**The task**
If a line in the listing below has the string "count", copy it out.

(Beginning of Material for the task)

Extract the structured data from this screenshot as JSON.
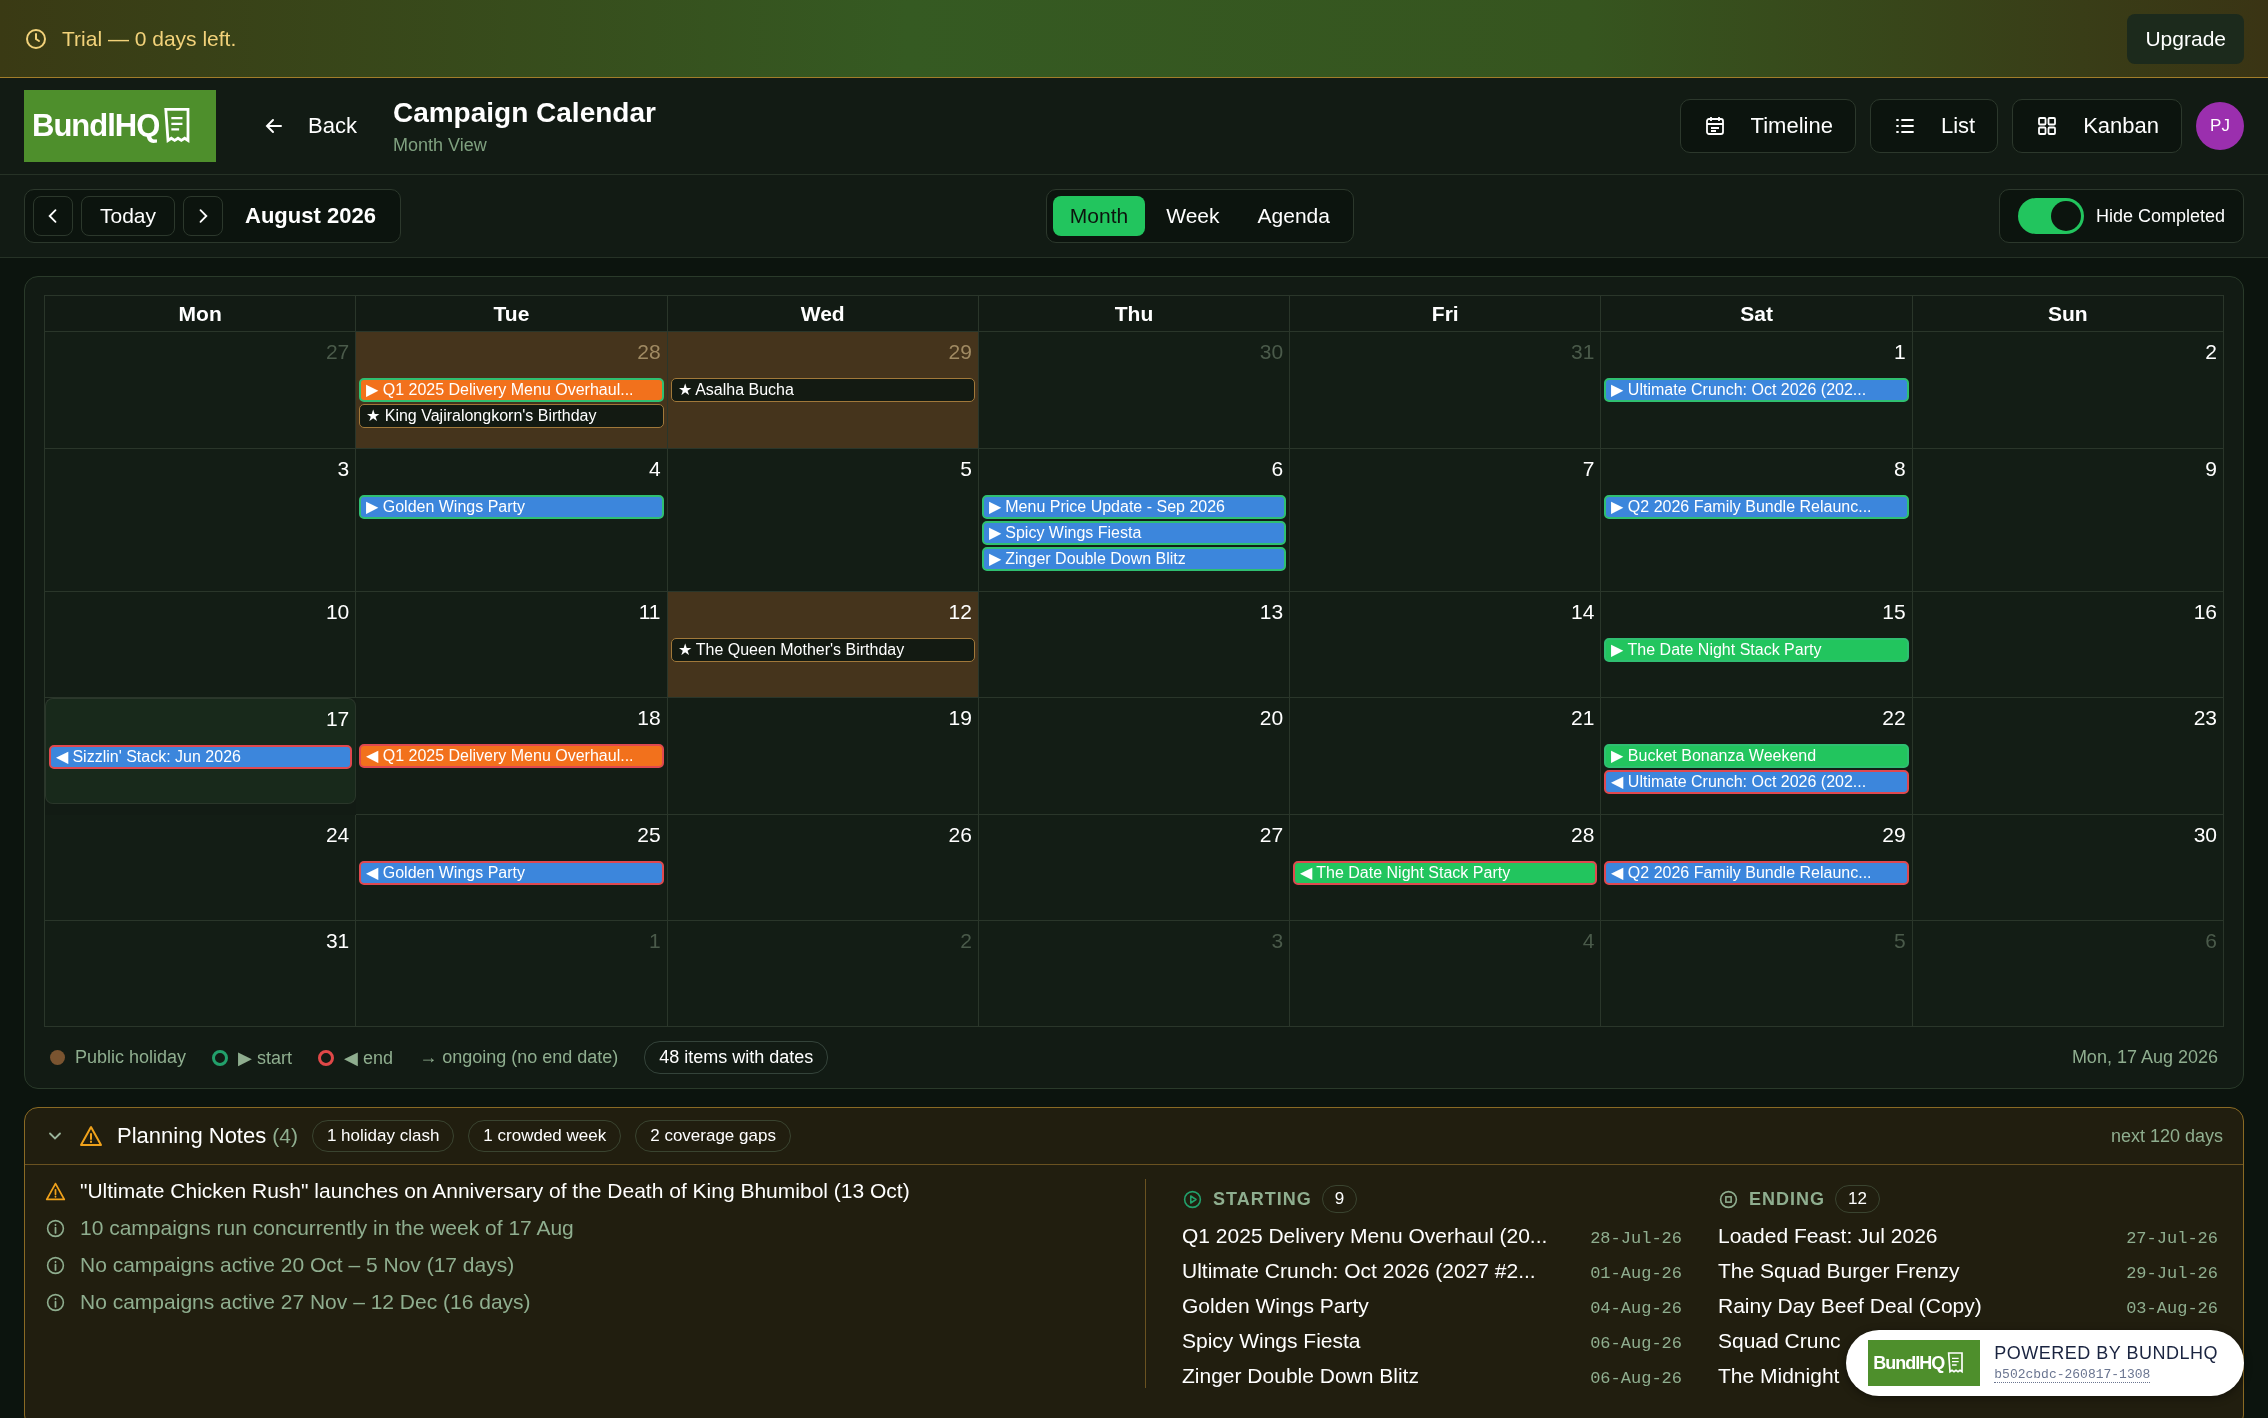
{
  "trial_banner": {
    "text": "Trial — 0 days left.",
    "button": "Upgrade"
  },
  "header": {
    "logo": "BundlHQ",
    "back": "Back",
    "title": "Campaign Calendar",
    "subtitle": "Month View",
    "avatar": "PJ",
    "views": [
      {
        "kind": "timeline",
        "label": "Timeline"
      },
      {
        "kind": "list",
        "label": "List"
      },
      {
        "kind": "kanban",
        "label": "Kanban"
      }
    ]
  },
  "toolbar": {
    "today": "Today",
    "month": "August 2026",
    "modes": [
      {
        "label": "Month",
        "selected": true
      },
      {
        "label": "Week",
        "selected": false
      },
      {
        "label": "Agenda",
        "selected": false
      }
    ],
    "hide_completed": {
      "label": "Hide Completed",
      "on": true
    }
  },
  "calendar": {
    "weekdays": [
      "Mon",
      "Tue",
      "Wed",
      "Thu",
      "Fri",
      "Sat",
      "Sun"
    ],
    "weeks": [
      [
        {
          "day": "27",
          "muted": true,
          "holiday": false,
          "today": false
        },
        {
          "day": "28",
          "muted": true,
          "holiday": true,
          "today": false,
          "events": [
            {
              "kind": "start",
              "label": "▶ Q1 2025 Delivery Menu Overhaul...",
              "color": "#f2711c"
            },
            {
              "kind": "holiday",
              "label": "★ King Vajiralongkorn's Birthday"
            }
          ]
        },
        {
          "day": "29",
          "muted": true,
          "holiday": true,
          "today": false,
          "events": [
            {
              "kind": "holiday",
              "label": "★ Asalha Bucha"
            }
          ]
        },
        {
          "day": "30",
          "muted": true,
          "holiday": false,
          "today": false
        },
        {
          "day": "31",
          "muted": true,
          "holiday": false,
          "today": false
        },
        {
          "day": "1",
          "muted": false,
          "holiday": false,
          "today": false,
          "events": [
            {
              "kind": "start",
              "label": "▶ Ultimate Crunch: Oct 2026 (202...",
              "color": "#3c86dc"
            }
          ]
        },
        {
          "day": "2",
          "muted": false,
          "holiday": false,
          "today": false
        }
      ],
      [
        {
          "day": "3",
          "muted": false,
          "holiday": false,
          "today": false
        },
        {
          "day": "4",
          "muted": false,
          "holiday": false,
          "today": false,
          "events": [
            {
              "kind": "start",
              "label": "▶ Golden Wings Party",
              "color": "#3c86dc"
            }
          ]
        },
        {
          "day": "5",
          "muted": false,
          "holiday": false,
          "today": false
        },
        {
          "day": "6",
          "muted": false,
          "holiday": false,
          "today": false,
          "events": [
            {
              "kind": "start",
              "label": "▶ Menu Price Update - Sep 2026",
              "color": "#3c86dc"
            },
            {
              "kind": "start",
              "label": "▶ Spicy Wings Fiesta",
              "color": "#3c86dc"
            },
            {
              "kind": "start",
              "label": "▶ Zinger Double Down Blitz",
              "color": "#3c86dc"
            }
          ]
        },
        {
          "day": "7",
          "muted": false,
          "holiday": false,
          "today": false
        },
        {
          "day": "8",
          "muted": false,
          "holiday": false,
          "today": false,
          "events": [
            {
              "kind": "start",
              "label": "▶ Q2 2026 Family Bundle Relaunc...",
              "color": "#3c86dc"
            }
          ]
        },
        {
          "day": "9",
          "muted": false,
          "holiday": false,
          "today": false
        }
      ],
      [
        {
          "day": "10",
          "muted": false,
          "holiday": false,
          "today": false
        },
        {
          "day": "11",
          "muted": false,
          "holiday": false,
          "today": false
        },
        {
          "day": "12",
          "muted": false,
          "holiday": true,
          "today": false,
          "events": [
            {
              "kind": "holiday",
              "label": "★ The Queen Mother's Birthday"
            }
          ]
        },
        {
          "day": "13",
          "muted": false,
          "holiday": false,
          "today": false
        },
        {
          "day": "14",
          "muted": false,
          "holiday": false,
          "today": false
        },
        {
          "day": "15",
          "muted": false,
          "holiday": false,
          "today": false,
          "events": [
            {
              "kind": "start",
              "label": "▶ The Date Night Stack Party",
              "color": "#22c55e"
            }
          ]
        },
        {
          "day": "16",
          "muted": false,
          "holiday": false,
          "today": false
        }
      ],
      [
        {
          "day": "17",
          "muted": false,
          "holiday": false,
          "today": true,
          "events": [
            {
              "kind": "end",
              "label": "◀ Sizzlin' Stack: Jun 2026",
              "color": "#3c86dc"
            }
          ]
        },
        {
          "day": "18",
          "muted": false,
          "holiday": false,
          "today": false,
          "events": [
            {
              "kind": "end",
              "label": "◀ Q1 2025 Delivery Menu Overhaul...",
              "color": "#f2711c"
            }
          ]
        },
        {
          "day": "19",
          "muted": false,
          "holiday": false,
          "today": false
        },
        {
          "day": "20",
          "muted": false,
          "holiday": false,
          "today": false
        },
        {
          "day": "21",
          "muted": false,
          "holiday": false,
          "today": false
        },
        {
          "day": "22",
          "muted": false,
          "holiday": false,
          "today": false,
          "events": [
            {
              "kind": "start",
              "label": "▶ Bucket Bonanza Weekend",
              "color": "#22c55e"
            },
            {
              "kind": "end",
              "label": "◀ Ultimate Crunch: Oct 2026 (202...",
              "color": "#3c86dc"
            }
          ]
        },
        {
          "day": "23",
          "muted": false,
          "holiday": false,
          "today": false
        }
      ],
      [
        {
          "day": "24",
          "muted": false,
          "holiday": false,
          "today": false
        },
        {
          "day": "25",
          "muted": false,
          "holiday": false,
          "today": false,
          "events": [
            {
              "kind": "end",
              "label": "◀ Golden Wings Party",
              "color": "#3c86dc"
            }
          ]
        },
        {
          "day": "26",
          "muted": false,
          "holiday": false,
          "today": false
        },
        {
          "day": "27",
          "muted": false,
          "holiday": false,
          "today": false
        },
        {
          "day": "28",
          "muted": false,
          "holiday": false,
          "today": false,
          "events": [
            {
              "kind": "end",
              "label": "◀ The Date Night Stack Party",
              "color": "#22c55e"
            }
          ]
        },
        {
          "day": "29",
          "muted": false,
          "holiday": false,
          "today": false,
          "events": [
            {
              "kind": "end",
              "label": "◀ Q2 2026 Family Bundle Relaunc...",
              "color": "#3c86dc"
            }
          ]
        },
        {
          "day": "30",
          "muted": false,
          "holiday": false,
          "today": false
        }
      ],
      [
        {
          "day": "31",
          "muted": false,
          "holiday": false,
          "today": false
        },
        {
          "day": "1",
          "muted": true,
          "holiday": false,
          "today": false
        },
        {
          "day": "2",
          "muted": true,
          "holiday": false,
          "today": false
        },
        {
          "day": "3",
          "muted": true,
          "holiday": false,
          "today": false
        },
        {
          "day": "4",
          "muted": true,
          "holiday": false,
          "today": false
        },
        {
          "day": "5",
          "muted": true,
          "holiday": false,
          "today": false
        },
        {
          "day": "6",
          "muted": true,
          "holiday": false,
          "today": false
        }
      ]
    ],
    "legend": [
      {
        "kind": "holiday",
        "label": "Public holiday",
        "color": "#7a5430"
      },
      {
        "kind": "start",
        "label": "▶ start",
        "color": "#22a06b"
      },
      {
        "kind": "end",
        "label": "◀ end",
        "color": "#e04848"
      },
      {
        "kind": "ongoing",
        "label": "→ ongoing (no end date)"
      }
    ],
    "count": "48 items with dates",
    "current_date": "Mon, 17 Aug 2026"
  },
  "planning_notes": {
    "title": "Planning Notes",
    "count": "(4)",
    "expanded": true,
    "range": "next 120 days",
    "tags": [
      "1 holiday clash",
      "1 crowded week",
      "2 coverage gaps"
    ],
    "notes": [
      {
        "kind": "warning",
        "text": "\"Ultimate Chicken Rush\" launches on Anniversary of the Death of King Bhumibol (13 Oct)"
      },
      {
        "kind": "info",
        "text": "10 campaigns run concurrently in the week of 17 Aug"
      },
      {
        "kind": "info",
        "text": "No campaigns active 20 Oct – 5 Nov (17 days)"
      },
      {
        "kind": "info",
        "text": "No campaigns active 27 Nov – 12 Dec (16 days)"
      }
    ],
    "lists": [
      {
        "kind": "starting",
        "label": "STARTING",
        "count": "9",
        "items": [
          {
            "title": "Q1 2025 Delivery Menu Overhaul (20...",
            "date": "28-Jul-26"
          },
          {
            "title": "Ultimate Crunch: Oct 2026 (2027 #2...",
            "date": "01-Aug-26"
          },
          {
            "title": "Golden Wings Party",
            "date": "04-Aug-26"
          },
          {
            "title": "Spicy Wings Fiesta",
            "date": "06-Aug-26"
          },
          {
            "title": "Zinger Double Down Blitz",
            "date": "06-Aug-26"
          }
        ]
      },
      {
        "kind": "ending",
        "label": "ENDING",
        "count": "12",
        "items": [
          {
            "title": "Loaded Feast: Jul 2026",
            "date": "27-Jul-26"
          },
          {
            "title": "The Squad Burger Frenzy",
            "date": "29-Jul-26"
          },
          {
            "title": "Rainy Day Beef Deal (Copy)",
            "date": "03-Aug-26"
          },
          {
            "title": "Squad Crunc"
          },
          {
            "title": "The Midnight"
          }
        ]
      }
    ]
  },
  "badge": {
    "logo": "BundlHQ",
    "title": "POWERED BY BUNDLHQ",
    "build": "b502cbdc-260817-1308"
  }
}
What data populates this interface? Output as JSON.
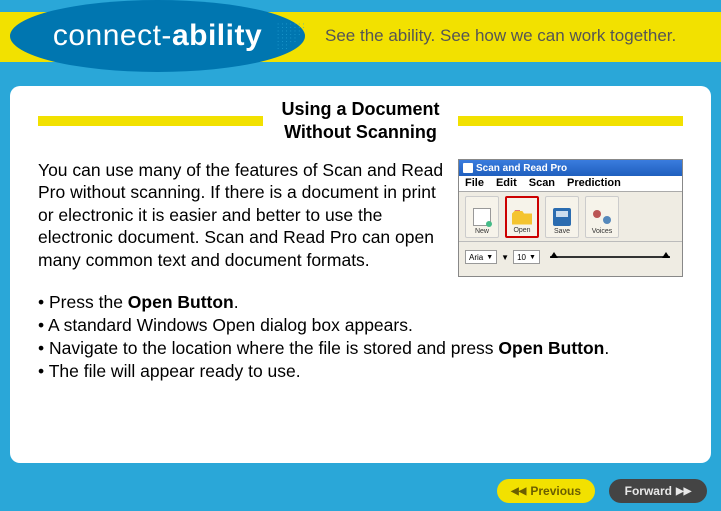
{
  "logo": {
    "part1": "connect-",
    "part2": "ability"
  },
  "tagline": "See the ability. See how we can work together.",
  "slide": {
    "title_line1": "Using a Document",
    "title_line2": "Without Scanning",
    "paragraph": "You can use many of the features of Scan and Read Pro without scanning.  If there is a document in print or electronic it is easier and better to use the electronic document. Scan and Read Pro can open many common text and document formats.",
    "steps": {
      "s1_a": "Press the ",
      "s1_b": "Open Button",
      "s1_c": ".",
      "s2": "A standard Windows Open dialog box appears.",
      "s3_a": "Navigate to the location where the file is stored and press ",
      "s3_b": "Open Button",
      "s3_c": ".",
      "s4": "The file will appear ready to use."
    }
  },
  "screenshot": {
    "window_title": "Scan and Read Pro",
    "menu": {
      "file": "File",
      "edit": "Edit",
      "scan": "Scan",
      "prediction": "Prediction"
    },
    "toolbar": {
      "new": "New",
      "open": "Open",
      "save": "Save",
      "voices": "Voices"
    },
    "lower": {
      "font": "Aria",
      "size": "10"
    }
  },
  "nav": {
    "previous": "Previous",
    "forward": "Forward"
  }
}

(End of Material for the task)

**Task solution**
    "count": "48 items with dates",
    "count": "(4)",
        "count": "9",
        "count": "12",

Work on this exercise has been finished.